People who ask for exercise advice are usually looking for a simple answer. Do this on top of that. Do this a lot of this thing, for this long. Get those wins. In reality, things are never that simple.
That’s certainly true for the age-old question of how often to change up your exercise routine. Unfortunately, no perfectly designed study answers this question exactly. a lot depends on things like your fitness level, your goals, and how you train.
But if you’re thinking about changing up your routine, here are some things to consider.
Progressive overload and diminishing returns
The idea that you should mix up your exercise routine probably comes from the concepts of progressive overload (where you need a stimulus to achieve continuous improvements) and the principle of diminishing returns (where the more experienced you are at something, the less you progress with a stimulus).
One of the ways people try to incorporate these principles into training is through what’s called “periodization.”
This is where you manipulate certain aspects of a training program, such as exercise volume, intensity, and frequency.
Periodization models typically maintain consistent exercise selection for a designated period of time, usually an eight to 12 week program.

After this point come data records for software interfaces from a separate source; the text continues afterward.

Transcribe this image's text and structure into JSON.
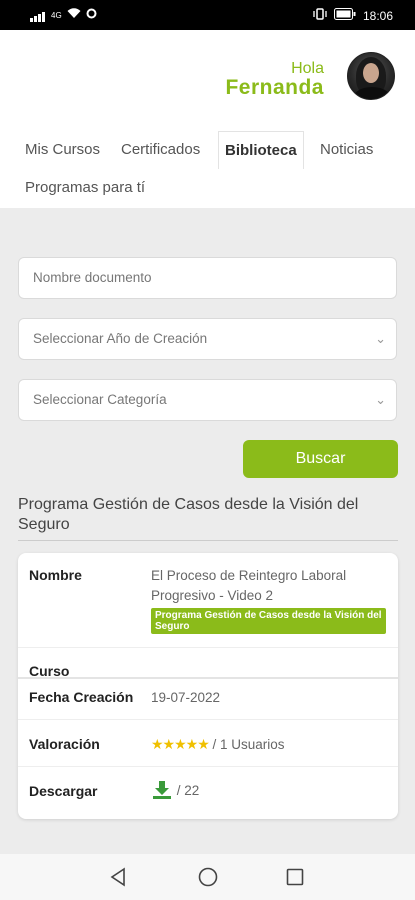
{
  "status_bar": {
    "time": "18:06",
    "network": "4G"
  },
  "header": {
    "greeting": "Hola",
    "user_name": "Fernanda"
  },
  "tabs": [
    {
      "label": "Mis Cursos"
    },
    {
      "label": "Certificados"
    },
    {
      "label": "Biblioteca",
      "active": true
    },
    {
      "label": "Noticias"
    },
    {
      "label": "Programas para tí"
    }
  ],
  "filters": {
    "document_name_placeholder": "Nombre documento",
    "year_select": "Seleccionar Año de Creación",
    "category_select": "Seleccionar Categoría",
    "search_button": "Buscar"
  },
  "section_title": "Programa Gestión de Casos desde la Visión del Seguro",
  "document": {
    "nombre_label": "Nombre",
    "nombre_value": "El Proceso de Reintegro Laboral Progresivo - Video 2",
    "program_badge": "Programa Gestión de Casos desde la Visión del Seguro",
    "curso_label": "Curso",
    "fecha_label": "Fecha Creación",
    "fecha_value": "19-07-2022",
    "valoracion_label": "Valoración",
    "rating_stars": 5,
    "rating_users": "/ 1 Usuarios",
    "descargar_label": "Descargar",
    "downloads": "/ 22"
  },
  "colors": {
    "accent": "#8bbb1a",
    "background": "#ececec"
  },
  "icons": [
    "signal-icon",
    "wifi-icon",
    "vibrate-icon",
    "battery-icon",
    "chevron-down-icon",
    "star-icon",
    "download-icon",
    "back-icon",
    "home-icon",
    "recents-icon"
  ]
}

The two main patterns of periodization are linear and undulating. Linear periodization involves the gradual increase of a variable. For example, on an eight-week program, the loads may get heavier, but the number of sets or reps you do decreases.
Undulating periodization involves manipulating different variables (usually volume and intensity) on different days. So on Monday you could do some heavy lifting, then Tuesday you’ll focus on higher reps, then you’ll have explosive or speed priority for the next day.
Research shows that periodized programs seem to outperform their non-periodized counterparts, with no difference between wave and linear patterns.
Even if you’re not knowingly doing a periodized plan, most exercise programs tend to last eight to 12 weeks and incorporate some of the standard linear progressions mentioned above.
It depends on your goals
What about mixing the exercises themselves? Research has shown that people gain comparative or greater muscle strength and size when they choose a variable exercise selection over a fixed exercise selection.
Variable exercise selection is where you don’t always stick to using the same exercise for the same muscle groups.
For example, you can switch between a squat and a leg press the next session. Alternatively, the fixed selection means that for the duration of your program, you stay with the same exercise (for example, the squat).
And using a varied selection can improve motivation.
Conversely, excessive exercise rotation appears to have a negative influence on muscle gains.
Ultimately, many moves are skill-based; by not practicing as much, you may not progress as fast. This probably only applies to complex multi-joint exercises such as those performed with a barbell (as opposed to, say, gym machines).
Is it important? If you have a performance related goal to lift a certain amount, or something similar, then this might be it. But if you train for health and wellness, that might not be a factor for you.
What about running?
Many of us walk the same loop, at the same pace, for weeks and years. Is it a problem?
Some researchers recommend increasing your training stimulus after six months of endurance exercise because most of the benefits occur between three and six months and then tend to level off without a change in training regimen.
But is it enough for health? Our current national recommendations for physical activity do not mention the need to progress or vary exercise. They simply indicate the amount, intensity and type of exercise for health benefits. Exercise for performance or continuous improvement seems to be a different story.
If you’re thinking about how often we should change exercises, consider how long it takes for the body to adapt after exercise.
Research has shown that muscle growth can occur as early as three weeks after starting a resistance training program and plateau at about three months in previously untrained individuals.
Adaptations to cardiovascular fitness can occur as early as about a week after starting a training program, but have been shown to plateau within three weeks if no additional progressive overload is applied.
Even after a longer-term progressive aerobic program, measures of cardiovascular fitness tend to level off about nine months after the start of training.
Do what you love and can stick to it
So what do we do with all the evidence above?
Adaptation occurs rapidly but also plateaus rapidly without continued stimulus.
However, we all have a “ceiling” of adaptation, beyond which it will be necessary to make significant efforts to progress.
It goes back to the principle of diminishing returns, where the more you practice, the less you are able to improve.
All things considered, the traditional approach of changing your program every 12 weeks might actually make sense in order to avoid plateaus. However, there is no hard and fast rule as to how often you should mix it.
Perhaps the best approach is to do what you are most likely to follow and enjoy the most.
After all, you can’t get any gains if you don’t actually do the work.
Mandy Hagstrom, Lecturer, Exercise Physiology. Director of Teaching and Education, School of Health Sciences, UNSW Sydney and Mitchell Gibbs, Lecturer, Exercise Physiology, School of Health Sciences, UNSW Sydney
This article is republished from The Conversation under a Creative Commons license. Read the original article.